Here is a list of great creative destruction and economic wonderous things we did not have a decade ago (thanks @gregory for the fast list, great post and super cool Listorious ):

Amazon AWS
Google Docs

If anything, this decade did not see enough creative destruction…see AT&T.

As for creative greed , count me as a wounded, frustrated casualty. In 2000, I was way green and soft. When bad stuff happened to me I was a victim godammit! In 2009, when bad stuff happens to me, I blame myself. That’s a little growth.

In 2001, I was caught up in ‘collateral damage’ and I learned about diversification and humility. My lawyer was my best friend and saved/guided my ass (I love you Sara). I have written a few posts about it over the years . In 2009, I know that if my lawyer is my best friend, I am in trouble. That’s something.

Since my personal economic bottom in 2002, I have had many big victories . There was an insane amount of hard work, a lot of good fortune and a little luck. In 2005 I discovered blogging when I typed ‘term sheet’ into Google’s search box. I was directed to Brad Feld’s blog. I was inspired by Brad and his wicked blogroll of entrepreneurs and venture capitalists. That term sheet was one I was writing for an angel investment in .

As you know though, blogging is a waste of time and of no economic value.

In 2006, I started Wallstrip. In 2007, Wallstrip was purchased by CBS. Booyah!

In 2008, I co-founded Stocktwits. In 2009, True Ventures and Foundry (yep Brad Feld) invested. In 2010, someone from Russia will invest bonker dineros. That’s just how shit will go down in the next decade of the web.

It’s not just economic progress. It’s global, thermonuclear economic progress. Who will be there with me? Krugman, will you?

Howard Lindzon is a hedge fund manager since 1998. He is also the creator of (purchased by CBS in 2007) and now the cofounder of Howard is also a partner in Knight’s Bridge Capital Partners a Private Equity Firm in Toronto, Canada. He blogs at and tweets at

Comeback of the Decade: Reading

readingStudies say you are watching more TV than ever, even as you slurp up increasing amounts of Web video. Which means you must be spending less time on something else. Like reading, perhaps?

Nope. At least not according to a new study out of the University of California, San Diego, which says reading tripled from 1980 to 2008 “because it is the overwhelmingly preferred way to receive words on the Internet”:

From Wired’s summary:
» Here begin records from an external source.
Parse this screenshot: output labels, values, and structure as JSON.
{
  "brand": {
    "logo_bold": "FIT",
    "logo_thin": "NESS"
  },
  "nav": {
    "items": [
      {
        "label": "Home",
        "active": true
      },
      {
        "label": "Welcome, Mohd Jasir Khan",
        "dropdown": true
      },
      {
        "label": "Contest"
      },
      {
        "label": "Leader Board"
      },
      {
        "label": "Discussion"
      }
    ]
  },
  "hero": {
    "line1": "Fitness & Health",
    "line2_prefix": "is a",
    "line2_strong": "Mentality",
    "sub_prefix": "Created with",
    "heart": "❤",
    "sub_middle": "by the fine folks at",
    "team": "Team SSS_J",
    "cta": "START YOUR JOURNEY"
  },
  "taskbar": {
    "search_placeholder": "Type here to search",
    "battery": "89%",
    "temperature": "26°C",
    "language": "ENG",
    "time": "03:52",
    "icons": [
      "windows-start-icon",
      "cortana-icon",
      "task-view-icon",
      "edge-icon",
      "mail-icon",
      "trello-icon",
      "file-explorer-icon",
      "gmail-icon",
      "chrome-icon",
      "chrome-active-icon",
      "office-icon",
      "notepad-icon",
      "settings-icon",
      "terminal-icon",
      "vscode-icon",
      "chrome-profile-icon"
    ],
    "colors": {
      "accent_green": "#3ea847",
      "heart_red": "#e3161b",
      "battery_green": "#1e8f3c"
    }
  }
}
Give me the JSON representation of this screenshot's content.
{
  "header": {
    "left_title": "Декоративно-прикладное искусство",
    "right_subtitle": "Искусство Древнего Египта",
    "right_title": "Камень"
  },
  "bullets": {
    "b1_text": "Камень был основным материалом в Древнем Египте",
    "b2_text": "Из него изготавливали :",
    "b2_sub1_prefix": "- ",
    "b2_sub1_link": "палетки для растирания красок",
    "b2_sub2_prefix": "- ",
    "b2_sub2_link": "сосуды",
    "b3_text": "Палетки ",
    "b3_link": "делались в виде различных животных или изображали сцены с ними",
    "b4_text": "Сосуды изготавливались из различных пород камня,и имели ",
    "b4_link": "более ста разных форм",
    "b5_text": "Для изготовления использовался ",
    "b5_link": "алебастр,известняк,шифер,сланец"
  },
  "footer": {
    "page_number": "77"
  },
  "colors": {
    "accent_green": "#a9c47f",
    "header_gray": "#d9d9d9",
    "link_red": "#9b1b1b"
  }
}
Americans consumed 3.6 billion terabytes of information last year, averaging 11.8 hours of information consumption per day. Video and videogames constituted 55 percent of those bytes, but on average, Americans read 36 percent of the 100,500 words they consume each day, according to the San Diego study, which analyzed more than 20 data sources. The study doesn’t cover writing, but a simple glance at Facebook feeds reveals that we’re almost certainly writing more than we used to, as well.
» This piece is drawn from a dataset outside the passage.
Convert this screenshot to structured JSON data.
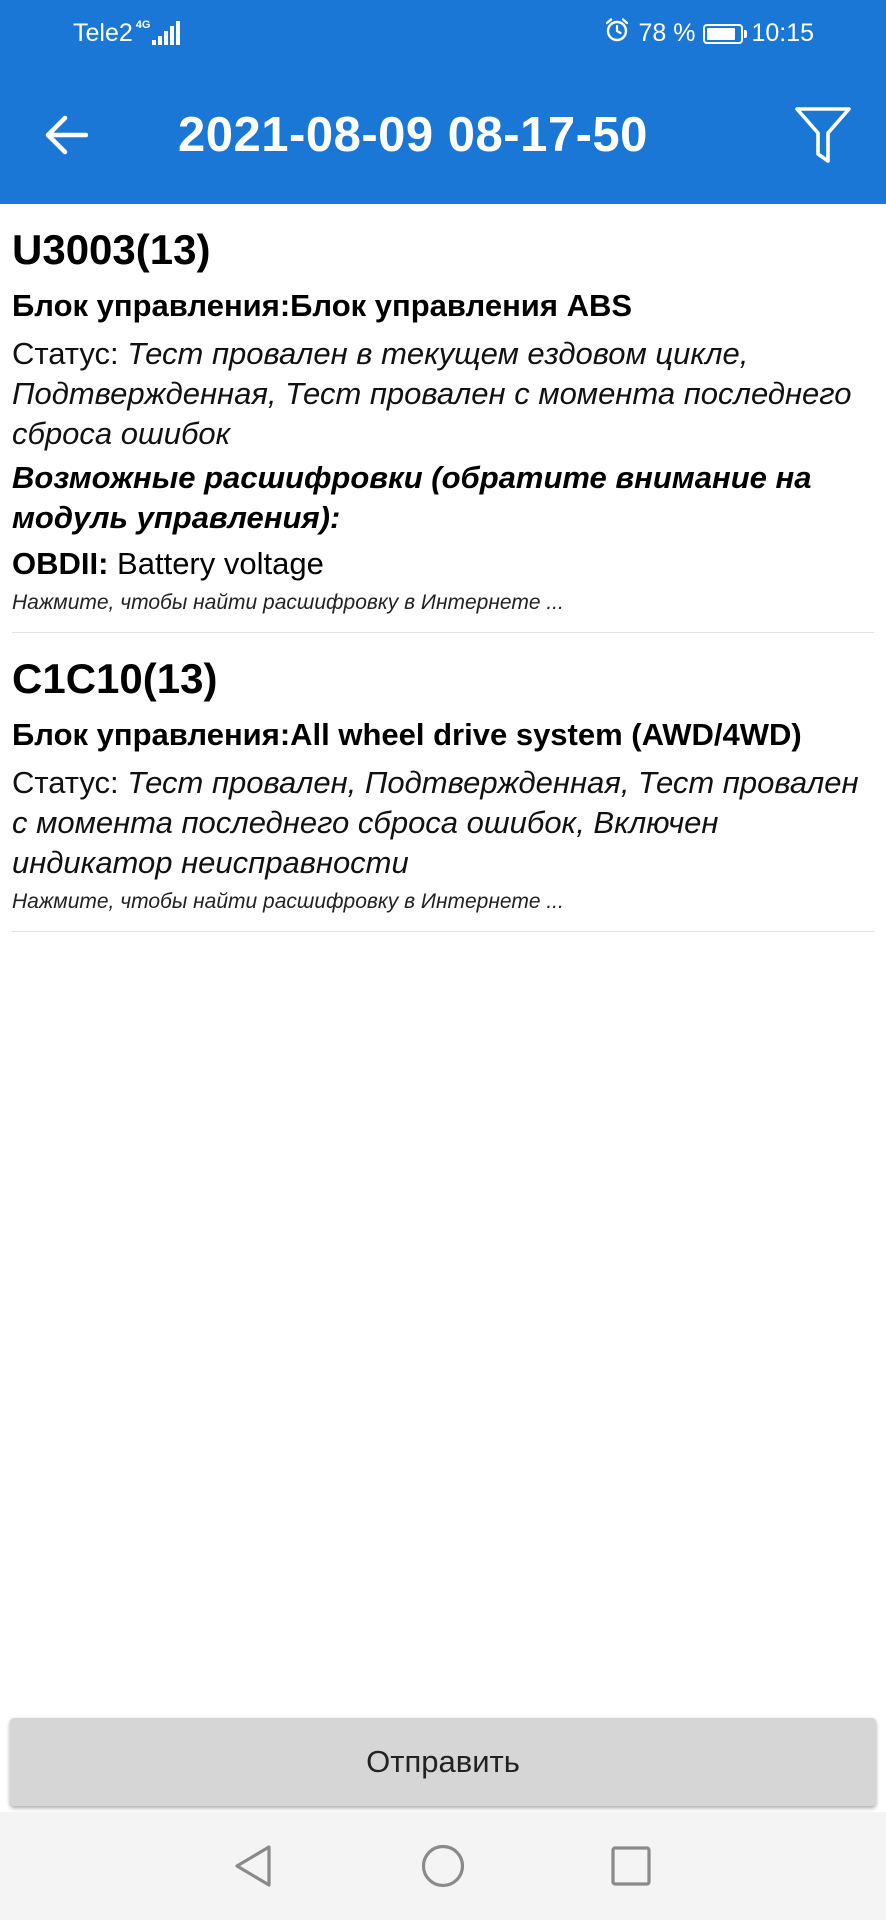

Obligatory “to be sure” graph: To be sure, the study’s definition of “reading” is as broad as possible. So it’s not just talking about grappling with Pynchon, but many less demanding forms of “receiving words” as well. Like skimming this text. Or a text message. Or a tweet. Etc.

Also, there’s a good chance that you’re “reading” while you’re watching TV and maybe watching some Web video at the same time. The UC San Diego study allows for lots of multitasking.

Still, this isn’t bad news, right? As long as you’re reading, you’re reading. And the more you read, the better the chances we’ll avoid an “Idiocracy”-like dystopia.

[Image credit: suchitra prints]